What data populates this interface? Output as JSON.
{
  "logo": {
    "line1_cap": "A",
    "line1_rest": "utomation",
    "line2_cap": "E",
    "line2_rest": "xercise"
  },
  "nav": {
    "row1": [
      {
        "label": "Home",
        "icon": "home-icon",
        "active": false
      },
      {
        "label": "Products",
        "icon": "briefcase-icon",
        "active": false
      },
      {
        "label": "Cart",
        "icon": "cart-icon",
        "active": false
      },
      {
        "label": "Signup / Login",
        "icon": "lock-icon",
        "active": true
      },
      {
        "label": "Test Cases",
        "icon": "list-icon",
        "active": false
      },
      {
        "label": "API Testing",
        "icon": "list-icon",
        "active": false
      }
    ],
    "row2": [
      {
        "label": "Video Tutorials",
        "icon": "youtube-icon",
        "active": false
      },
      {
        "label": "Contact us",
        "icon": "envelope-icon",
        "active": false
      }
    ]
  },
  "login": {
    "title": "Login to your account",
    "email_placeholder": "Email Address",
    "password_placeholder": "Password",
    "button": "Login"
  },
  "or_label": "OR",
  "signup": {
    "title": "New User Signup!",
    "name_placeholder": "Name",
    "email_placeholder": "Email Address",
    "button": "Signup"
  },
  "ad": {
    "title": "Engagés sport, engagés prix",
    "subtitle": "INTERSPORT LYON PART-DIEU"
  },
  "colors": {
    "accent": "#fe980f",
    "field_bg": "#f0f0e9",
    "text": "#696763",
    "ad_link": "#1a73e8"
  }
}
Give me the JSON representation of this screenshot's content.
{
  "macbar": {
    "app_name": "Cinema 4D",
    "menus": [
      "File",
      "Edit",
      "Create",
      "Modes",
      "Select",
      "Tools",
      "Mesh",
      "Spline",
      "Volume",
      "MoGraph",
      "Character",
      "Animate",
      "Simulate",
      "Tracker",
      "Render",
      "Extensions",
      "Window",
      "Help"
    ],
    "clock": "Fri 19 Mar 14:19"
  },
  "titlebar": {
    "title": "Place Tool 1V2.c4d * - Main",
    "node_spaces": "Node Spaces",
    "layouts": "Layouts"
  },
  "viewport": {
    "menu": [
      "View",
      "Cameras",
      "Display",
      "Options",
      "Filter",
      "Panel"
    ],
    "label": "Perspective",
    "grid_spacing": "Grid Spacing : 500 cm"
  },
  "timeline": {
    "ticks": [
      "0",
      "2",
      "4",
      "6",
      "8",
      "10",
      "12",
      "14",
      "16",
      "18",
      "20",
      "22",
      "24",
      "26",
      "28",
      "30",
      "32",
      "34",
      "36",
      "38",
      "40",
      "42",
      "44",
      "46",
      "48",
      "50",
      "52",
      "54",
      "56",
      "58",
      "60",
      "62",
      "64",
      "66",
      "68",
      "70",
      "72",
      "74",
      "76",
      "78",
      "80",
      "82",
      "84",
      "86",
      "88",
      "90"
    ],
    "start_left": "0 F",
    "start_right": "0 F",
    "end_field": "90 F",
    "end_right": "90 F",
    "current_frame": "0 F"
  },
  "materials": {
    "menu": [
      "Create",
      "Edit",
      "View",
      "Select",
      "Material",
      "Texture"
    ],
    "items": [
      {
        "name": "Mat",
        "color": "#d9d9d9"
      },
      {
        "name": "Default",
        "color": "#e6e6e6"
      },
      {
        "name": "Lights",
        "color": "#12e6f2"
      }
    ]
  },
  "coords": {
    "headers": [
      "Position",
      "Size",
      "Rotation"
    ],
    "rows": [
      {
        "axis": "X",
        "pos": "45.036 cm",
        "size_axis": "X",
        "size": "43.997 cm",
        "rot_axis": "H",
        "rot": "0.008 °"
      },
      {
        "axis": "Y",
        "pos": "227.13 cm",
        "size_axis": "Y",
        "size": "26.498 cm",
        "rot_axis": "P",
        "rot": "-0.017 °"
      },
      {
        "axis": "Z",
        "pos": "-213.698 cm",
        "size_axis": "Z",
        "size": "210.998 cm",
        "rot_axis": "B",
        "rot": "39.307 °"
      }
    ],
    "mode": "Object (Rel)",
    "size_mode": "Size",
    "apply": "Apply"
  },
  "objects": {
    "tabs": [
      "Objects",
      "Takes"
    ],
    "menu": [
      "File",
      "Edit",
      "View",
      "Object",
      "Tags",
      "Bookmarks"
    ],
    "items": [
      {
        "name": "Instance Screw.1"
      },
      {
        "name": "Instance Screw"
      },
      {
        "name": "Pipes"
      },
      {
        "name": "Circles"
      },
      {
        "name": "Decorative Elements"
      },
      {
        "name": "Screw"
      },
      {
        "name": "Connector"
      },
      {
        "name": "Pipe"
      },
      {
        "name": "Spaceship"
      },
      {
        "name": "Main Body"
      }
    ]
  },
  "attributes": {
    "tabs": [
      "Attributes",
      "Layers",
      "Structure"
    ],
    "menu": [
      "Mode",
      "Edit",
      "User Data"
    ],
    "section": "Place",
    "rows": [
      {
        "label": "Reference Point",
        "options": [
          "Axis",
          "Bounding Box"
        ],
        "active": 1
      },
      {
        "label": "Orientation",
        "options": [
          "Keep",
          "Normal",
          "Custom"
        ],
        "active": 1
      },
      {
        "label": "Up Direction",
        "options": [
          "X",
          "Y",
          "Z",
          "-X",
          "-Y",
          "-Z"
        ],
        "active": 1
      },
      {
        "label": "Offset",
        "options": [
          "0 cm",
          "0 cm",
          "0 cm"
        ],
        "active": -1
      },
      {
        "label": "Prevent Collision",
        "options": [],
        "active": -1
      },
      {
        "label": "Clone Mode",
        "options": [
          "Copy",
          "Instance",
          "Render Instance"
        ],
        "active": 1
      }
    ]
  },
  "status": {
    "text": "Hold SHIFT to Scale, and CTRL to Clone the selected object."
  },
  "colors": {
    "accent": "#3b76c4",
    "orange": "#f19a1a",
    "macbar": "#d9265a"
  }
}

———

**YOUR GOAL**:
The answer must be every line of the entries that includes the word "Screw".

**TASK OUTPUT**:
        "name": "Instance Screw.1"
        "name": "Instance Screw"
        "name": "Screw"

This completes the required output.